Our Practitioner Support Service team includes veteran mental health experts from a range of disciplines. Here, we introduce Jane Pool, Consultant Mental Health Social Worker to the Practitioner Support Service.
Jane Pool has spent 27 years working in the field of mental health and trauma. She began her career supporting children with developmental delays and later supported adolescents who developed a major mental illness, such as psychosis or major depression, and their families.
In 2000, her working life took another turn when she returned from Sydney to her home state of South Australia and joined the Vietnam Veterans Counselling Service (VVCS, now Open Arms).
“I was specifically employed to work with the children of Vietnam veterans because research by the Department of Veterans’ Affairs at the time indicated their sons and daughters were at higher risk of suicide than their cohort in the general population,” says Jane.
Jane was a counsellor, ran group programs and outreach programs, and was deputy director of the service. She says that even after years of working in the field, the veteran community constantly evolves and provides her with new learnings.
“During my time at VVCS I learned we had done a good job of putting resources into working with veterans, but we hadn’t done as well to educate partners and families about things like PTSD. Veterans tend to be quite knowledgeable, but we had not involved partners and families as much as we could have in the counselling process,” says Jane.

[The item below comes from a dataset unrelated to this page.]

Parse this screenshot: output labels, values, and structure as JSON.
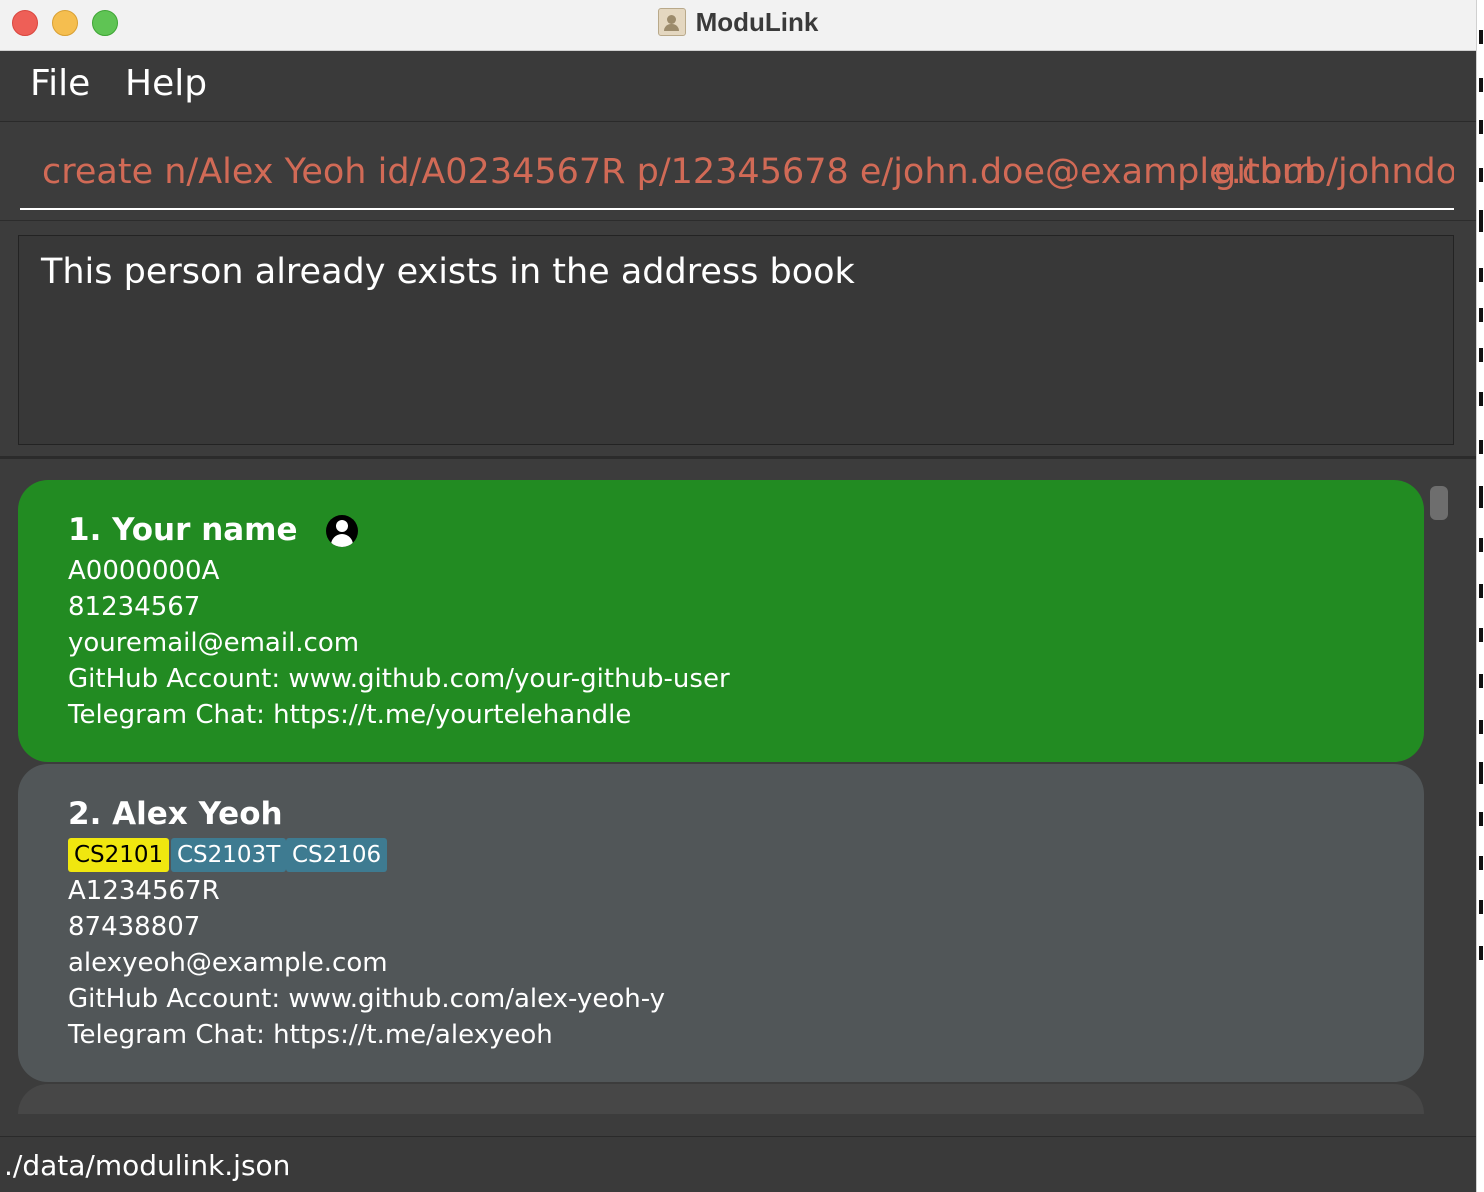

“I work in a family inclusive way. When I see a veteran, I check in with them about how they think their children are travelling, what their partner might think, and what challenges the family might be having. With more recent veterans, the research suggests their children are quite resilient because they move often and get good at developing relationships quickly, and they are good at disengaging quickly as well.”
While consulting to the Centenary of Anzac Centre, Jane also works in private practice in the Adelaide Hills with a mostly veteran client base. For those living with PTSD, she believes knowledge and education about PTSD and treatment options are key. Transparency about what is involved in treatment is also important to gain the trust of veterans.
“Traditionally, men are difficult to engage in counselling and most of our veterans are male. It’s always a highlight for me when someone commits to counselling and engages with it,” says Jane.
And the inroads Jane makes with the mental health of her clients – no matter how small – are always gratifying.
“It’s very rewarding to work with families where you can see a crack, and you help patch up that crack before it becomes a fracture. I feel privileged to be asked to enter someone’s life when things are not going well for them, to be part of their journey, and to see the positive impacts and changes happening in their life.”